• [Web page and app entries]:
---

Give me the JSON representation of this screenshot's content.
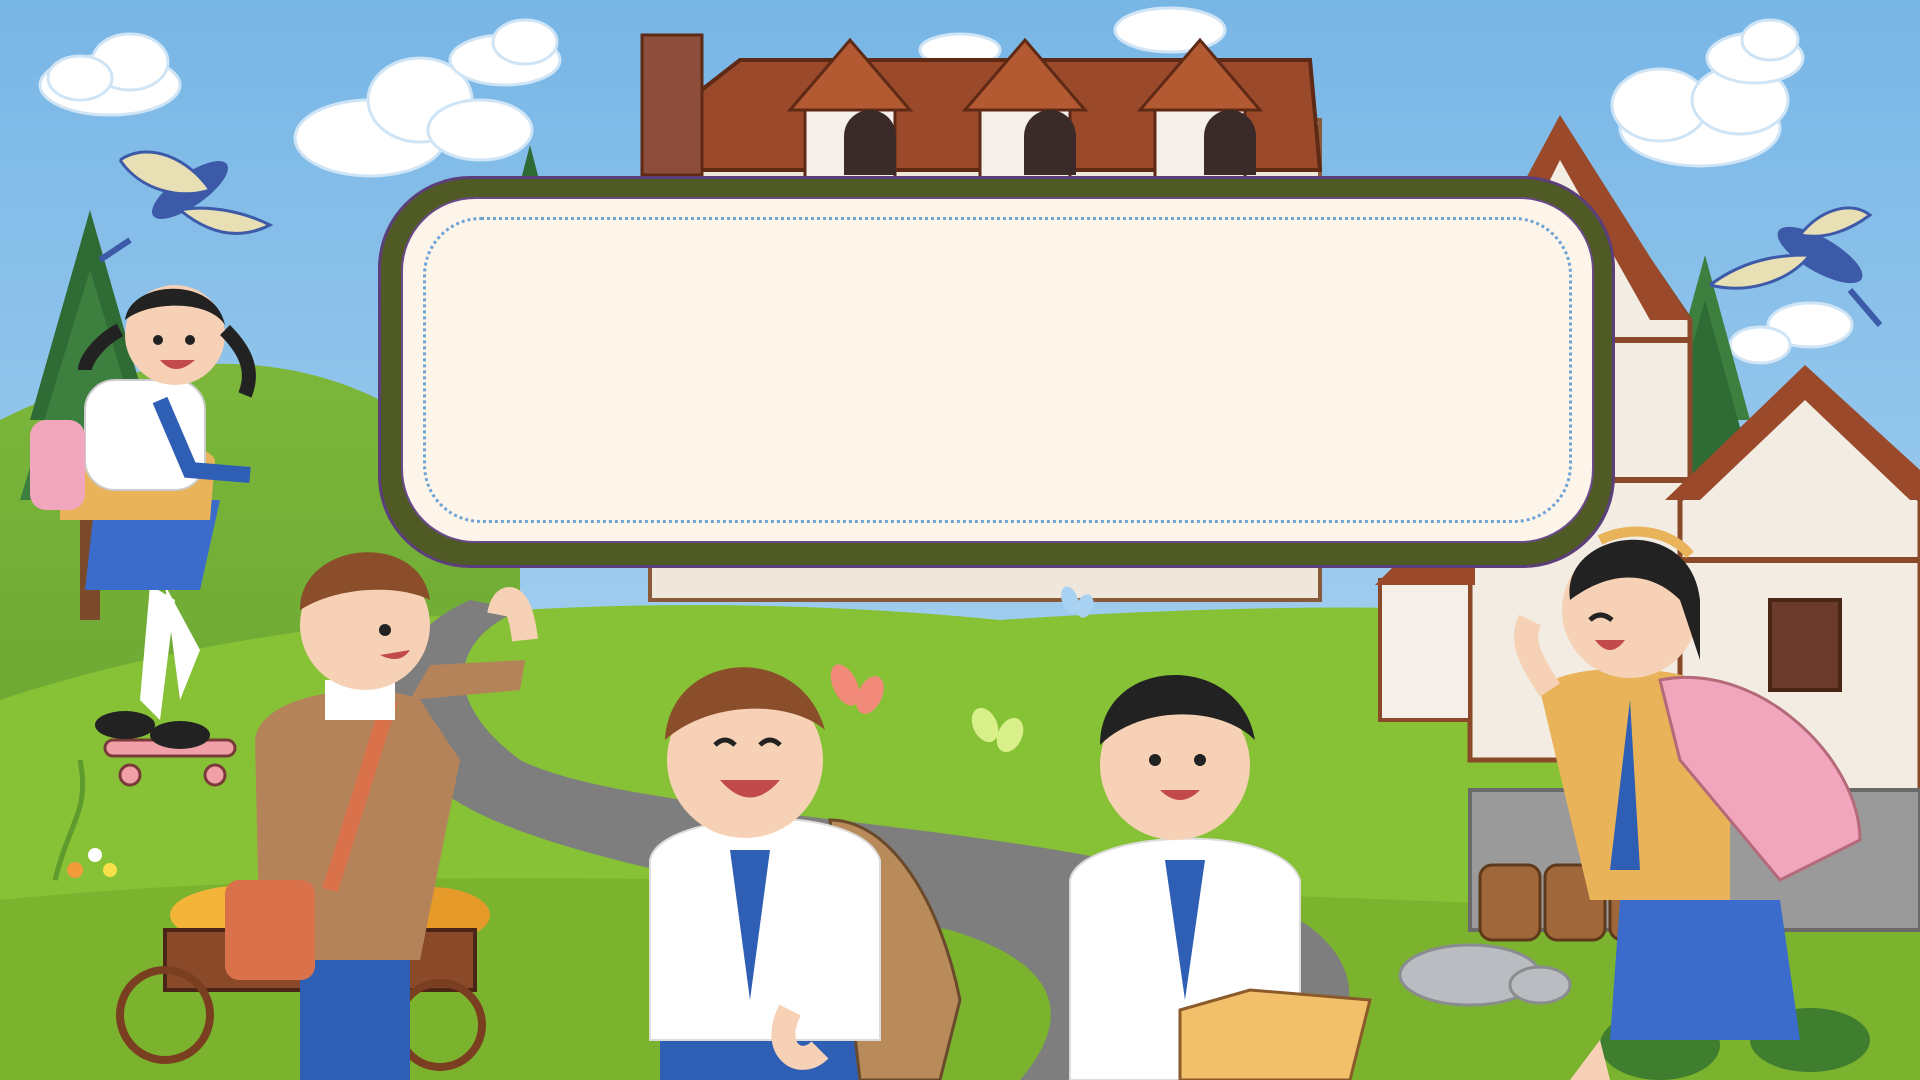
{
  "title_panel": {
    "text": ""
  },
  "palette": {
    "sky": "#7dbbe8",
    "hill_light": "#8dc43f",
    "hill_dark": "#6aa33a",
    "road": "#7d7d7d",
    "panel_border": "#4f5a24",
    "panel_fill": "#fdf4ea",
    "panel_dots": "#6fa3d6",
    "roof": "#9a4a2a",
    "shirt": "#ffffff",
    "tie": "#2f5fb5",
    "skirt": "#3b6ccc"
  },
  "icons": [
    "cloud-icon",
    "bird-icon",
    "butterfly-icon",
    "tree-icon",
    "house-icon",
    "barrel-icon",
    "cart-icon",
    "skateboard-icon",
    "book-icon",
    "backpack-icon"
  ]
}
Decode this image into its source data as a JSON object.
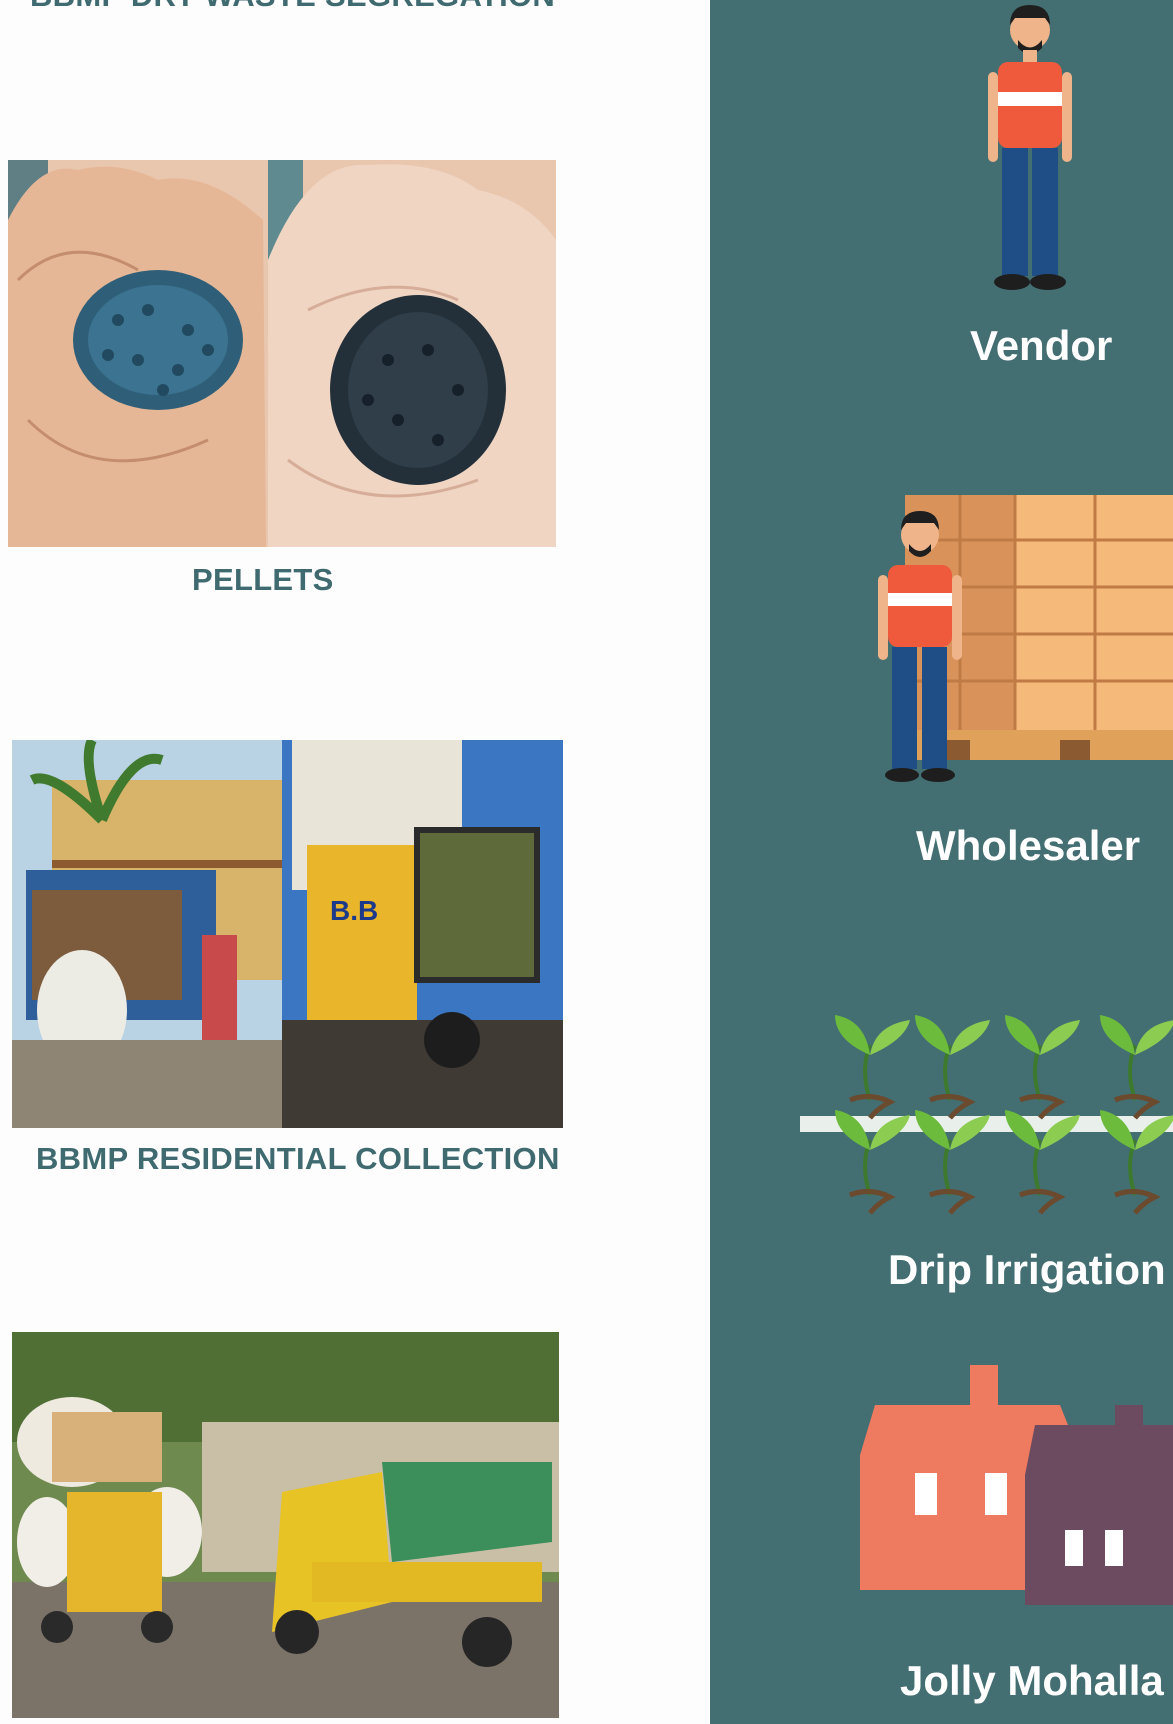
{
  "left": {
    "top_caption": "BBMP DRY WASTE SEGREGATION",
    "sections": [
      {
        "caption": "PELLETS",
        "image": "plastic-pellets-in-hands"
      },
      {
        "caption": "BBMP RESIDENTIAL COLLECTION",
        "image": "collection-trucks"
      },
      {
        "caption": "",
        "image": "auto-collection-vehicles"
      }
    ]
  },
  "right": {
    "items": [
      {
        "label": "Vendor",
        "icon": "vendor-person-icon"
      },
      {
        "label": "Wholesaler",
        "icon": "wholesaler-boxes-icon"
      },
      {
        "label": "Drip Irrigation",
        "icon": "plant-sprouts-icon"
      },
      {
        "label": "Jolly Mohalla",
        "icon": "houses-icon"
      }
    ],
    "colors": {
      "panel": "#436e72",
      "shirt": "#ef5a3c",
      "pants": "#1f4e86",
      "box": "#f5b97a",
      "house_front": "#ee7a60",
      "house_back": "#6c4a5f",
      "leaf": "#6cbb3c"
    }
  }
}
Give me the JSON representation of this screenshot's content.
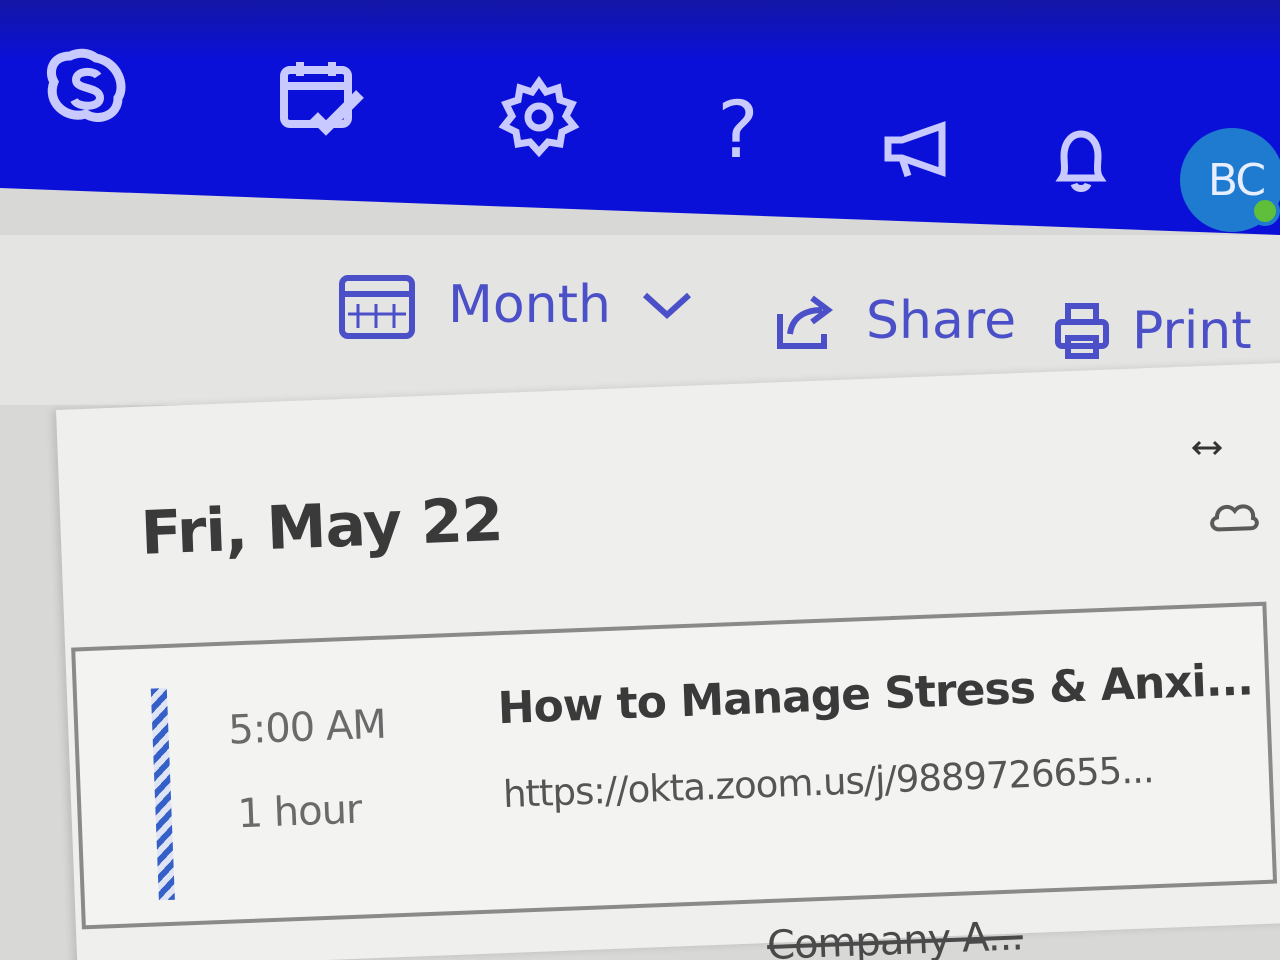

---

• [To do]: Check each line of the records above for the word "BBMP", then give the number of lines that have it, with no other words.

• [Answer to the exercise]: 2